Video: Inside Togo’s Voodoo Fetish Market

Bryan Christy visits the fetish market in Togo as part of his investigation in Africa’s ivory trade. He explains the presence of dead, dried animals on display and tells about going behind the scenes with vendors and seeing live animals and wonders if there is elephant ivory among the “behind the scenes” specimens for sale.

5 Videos: Wildlife Caught on Utah Camera Traps

Watch amazing footage of bears, moose, elks and others living in the beautiful High Uintas Wilderness.

Plastics in seabirds: A pervasive and growing problem that requires global action
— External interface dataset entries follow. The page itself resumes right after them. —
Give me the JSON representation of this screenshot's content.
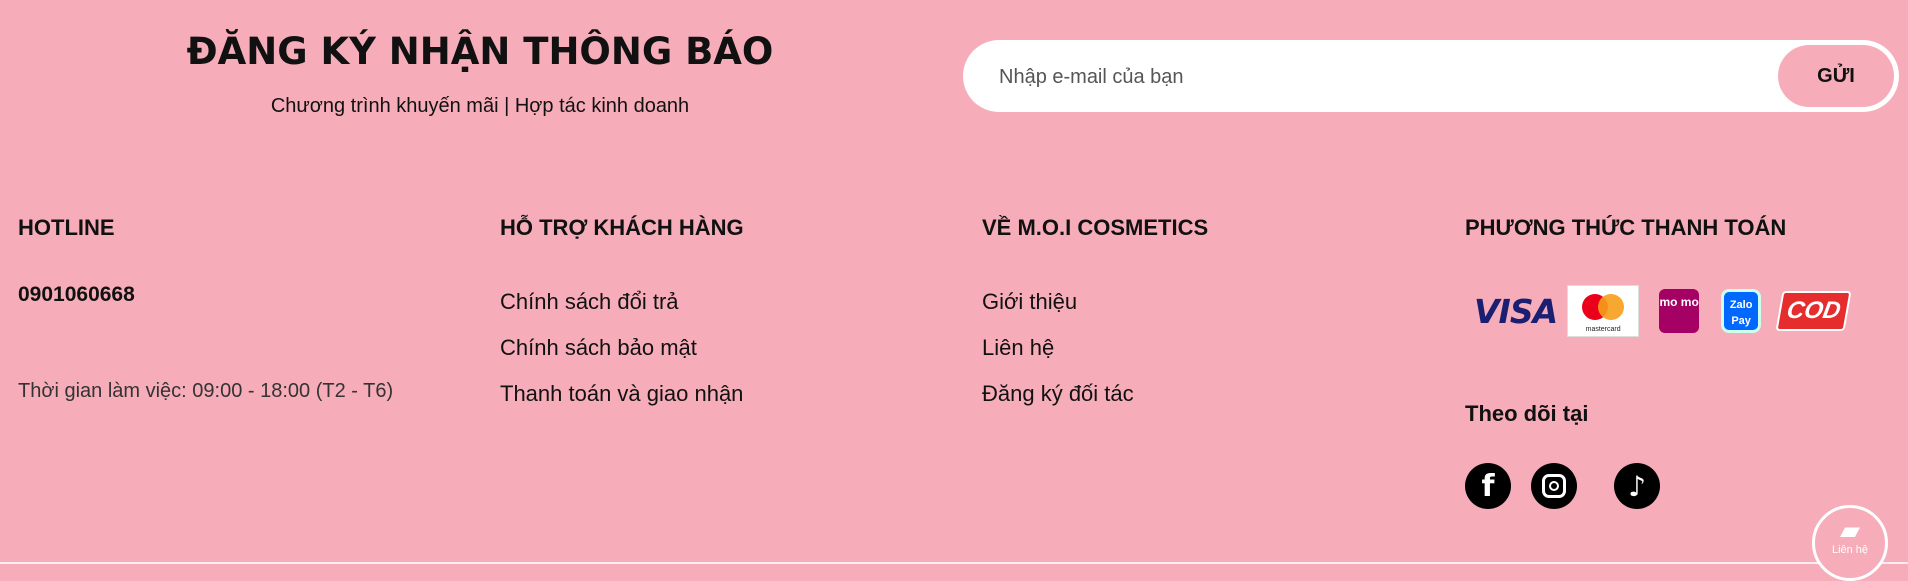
{
  "subscribe": {
    "title": "ĐĂNG KÝ NHẬN THÔNG BÁO",
    "description": "Chương trình khuyến mãi | Hợp tác kinh doanh",
    "email_placeholder": "Nhập e-mail của bạn",
    "email_value": "",
    "send_label": "GỬI"
  },
  "hotline": {
    "title": "HOTLINE",
    "number": "0901060668",
    "work_time": "Thời gian làm việc: 09:00 - 18:00 (T2 - T6)"
  },
  "support": {
    "title": "HỖ TRỢ KHÁCH HÀNG",
    "links": [
      "Chính sách đổi trả",
      "Chính sách bảo mật",
      "Thanh toán và giao nhận"
    ]
  },
  "about": {
    "title": "VỀ M.O.I COSMETICS",
    "links": [
      "Giới thiệu",
      "Liên hệ",
      "Đăng ký đối tác"
    ]
  },
  "payment": {
    "title": "PHƯƠNG THỨC THANH TOÁN",
    "methods": {
      "visa": "VISA",
      "mastercard": "mastercard",
      "momo": "mo mo",
      "zalopay": "Zalo Pay",
      "cod": "COD"
    },
    "follow_title": "Theo dõi tại",
    "social_icons": [
      "facebook-icon",
      "instagram-icon",
      "tiktok-icon"
    ]
  },
  "contact_float": {
    "label": "Liên hệ",
    "icon": "chat-icon"
  },
  "colors": {
    "background": "#f6adb9",
    "input_bg": "#ffffff",
    "text": "#111111"
  }
}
You have likely seen the pictures of albatross chicks choking on plastics. These images are tough to look at and the death these birds suffer from ingesting plastics is gruesome and painful. Albatross consume a whole range of plastics that float in the ocean, from cigarette lighters, to toothbrushes to shards of plastics from a…

Bears, Biking, and Building Community in the Adirondacks

By Katie Dolan [Note: This is the third and final blog about Cycle Adirondacks, which ran from August 23-29.] The final three days of Cycle Adirondacks brought bears, Blue Mountain Lake, lessons in building community, and beautiful scenery both on and off our bikes. Residents from the towns along our route welcomed riders with big…

Purina ONE’s 28-Day Challenge: Bringing a New Light to Pet Adoption

This is sponsor content.  Dog ownership in America is more popular than ever, with an estimated 45 million U.S. households currently making room for at least one canine companion. But when it comes to acquiring a dog, only about one out of four owners are choosing to adopt from a shelter. Why? Experts have observed…

Hope for New England’s Offshore Treasures

Preserving our natural treasures on land took foresight and leadership one hundred years ago. Preserving our ocean treasures will take no less, but it’s an idea whose time has come.